A young girl sits at the feet of the women in her family. They are talking of news, blooming romances, and how the weather is going to affect the crops this harvest. As she listens she twirls her own little spindle with a bit of fleece her mother gave her to stay occupied. She drafts it out and gives her spindle a twirl, watching the fiber grab onto itself and twist into a tight string. As she plays with her bit of fleece, she daydreams of the day when her mother will show her how to do it on the wheel. It seems to the girl that her mother, grandmother, and aunts posses some sort of magic with the way their feet treadle, hands draft, and the bobbin fills seemingly with no effort at all. The magic doesn’t end there. It continues as the skeins of yarn are wound, the twist is set and they take up their magical needles or the loom that transform the yarn into fabric of all sorts. They don’t keep all of the yarns for themselves. Most of the skeins are sold at market. Other mothers and grandmothers purchase them to make their own fabrics. She is proud when playing with a friend that is wearing a new sweater that was made from the yarn her family spun. There are not many that have this skill,nor the patience for it. It is time-consuming laborious work. And yet, as she looks at the faces of the women sitting here now, she doesn’t see tired and worn, she sees happy and content. Yes, the girl decides that spinning yarn must be magical, and she will do it someday. Maybe even now with her bit of yarn she has made, the magic has begun to grow inside her. Perhaps, it is already there, and is just waiting for her to open the right door to find it.
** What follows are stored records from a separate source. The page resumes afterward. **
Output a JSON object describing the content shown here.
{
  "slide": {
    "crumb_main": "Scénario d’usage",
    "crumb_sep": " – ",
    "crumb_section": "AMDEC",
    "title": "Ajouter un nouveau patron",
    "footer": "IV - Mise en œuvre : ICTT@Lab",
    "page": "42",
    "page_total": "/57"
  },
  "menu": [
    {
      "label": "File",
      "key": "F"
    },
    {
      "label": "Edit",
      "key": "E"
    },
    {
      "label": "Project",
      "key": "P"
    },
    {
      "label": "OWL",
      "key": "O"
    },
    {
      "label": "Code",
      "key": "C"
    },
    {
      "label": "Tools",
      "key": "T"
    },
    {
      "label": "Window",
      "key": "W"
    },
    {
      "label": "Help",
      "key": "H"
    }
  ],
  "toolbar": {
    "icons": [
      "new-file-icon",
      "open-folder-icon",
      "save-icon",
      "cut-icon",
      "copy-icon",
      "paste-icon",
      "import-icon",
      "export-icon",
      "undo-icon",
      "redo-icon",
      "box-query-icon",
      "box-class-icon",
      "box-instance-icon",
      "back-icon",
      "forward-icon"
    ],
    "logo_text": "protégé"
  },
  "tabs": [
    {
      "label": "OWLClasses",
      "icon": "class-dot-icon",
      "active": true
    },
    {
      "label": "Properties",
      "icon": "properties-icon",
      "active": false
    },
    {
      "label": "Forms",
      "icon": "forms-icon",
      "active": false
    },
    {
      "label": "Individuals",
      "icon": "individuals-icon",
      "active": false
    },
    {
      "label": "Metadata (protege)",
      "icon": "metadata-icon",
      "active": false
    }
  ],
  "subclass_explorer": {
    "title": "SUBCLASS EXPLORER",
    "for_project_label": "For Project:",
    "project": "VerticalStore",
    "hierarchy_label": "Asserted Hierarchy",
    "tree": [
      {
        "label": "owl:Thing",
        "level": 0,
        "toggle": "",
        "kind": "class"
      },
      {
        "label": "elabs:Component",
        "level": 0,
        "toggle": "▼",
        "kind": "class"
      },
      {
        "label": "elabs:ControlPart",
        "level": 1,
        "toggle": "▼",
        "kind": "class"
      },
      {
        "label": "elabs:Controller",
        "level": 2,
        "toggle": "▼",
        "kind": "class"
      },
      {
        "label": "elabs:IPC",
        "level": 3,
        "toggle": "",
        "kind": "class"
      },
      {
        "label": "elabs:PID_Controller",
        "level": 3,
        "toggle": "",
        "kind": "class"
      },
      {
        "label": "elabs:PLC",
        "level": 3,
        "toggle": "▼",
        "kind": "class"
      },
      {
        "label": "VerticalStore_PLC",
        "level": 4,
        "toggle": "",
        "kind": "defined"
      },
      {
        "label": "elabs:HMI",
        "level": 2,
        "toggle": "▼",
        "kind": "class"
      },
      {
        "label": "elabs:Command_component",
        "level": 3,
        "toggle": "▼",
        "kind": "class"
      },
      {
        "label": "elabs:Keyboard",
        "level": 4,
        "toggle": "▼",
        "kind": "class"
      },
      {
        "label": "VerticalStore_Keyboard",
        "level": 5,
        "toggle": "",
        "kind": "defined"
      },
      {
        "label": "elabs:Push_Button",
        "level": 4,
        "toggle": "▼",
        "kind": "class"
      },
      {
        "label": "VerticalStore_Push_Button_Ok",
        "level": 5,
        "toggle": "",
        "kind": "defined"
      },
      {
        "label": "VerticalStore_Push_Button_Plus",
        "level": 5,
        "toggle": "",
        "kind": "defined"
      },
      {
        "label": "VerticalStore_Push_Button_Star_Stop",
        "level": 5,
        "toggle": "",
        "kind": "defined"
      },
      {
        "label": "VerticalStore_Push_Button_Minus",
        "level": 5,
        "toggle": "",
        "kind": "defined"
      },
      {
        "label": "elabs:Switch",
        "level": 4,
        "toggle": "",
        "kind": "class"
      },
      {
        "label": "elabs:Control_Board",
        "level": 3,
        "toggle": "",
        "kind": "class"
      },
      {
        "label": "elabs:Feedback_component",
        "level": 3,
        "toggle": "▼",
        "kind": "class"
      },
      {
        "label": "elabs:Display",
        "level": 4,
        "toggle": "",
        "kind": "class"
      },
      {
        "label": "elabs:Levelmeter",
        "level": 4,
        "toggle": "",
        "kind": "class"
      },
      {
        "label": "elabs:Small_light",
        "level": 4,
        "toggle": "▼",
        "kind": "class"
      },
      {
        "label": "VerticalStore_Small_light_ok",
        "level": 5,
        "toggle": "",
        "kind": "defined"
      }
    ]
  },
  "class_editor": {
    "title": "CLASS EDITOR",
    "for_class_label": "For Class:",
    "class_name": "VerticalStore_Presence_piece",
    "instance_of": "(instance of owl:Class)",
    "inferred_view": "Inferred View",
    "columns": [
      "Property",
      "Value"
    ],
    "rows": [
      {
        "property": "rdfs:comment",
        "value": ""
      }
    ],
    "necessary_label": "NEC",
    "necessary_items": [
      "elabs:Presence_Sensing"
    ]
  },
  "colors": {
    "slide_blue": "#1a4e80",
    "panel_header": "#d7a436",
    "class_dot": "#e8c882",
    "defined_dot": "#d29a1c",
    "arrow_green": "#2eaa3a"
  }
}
I really love imagining this little historical setting. Every once in a while life slows just enough for me to get a glimpse of a different way of life. It doesn’t have to be so different though. We are working on cutting out the time filling extras of the modern world and replacing it with the satisfying work that fulfills the measure of our creation.
Learning to spin and raising fiber animals is something I am taking seriously. Someday it just might be a life-sustaining skill, not a hobby. Honestly, I have a long way to go. I have a few skeins I would call a success, but am a long way from being able to supply myself enough yarn to support my love of knitting. I am however, diligently working on supporting my fellow spinners by trying to only purchase handspun yarns this year. Lucky for me, I live in a time when it is easily found on the Internet and in an area where there are two yarn shops within an hours drive.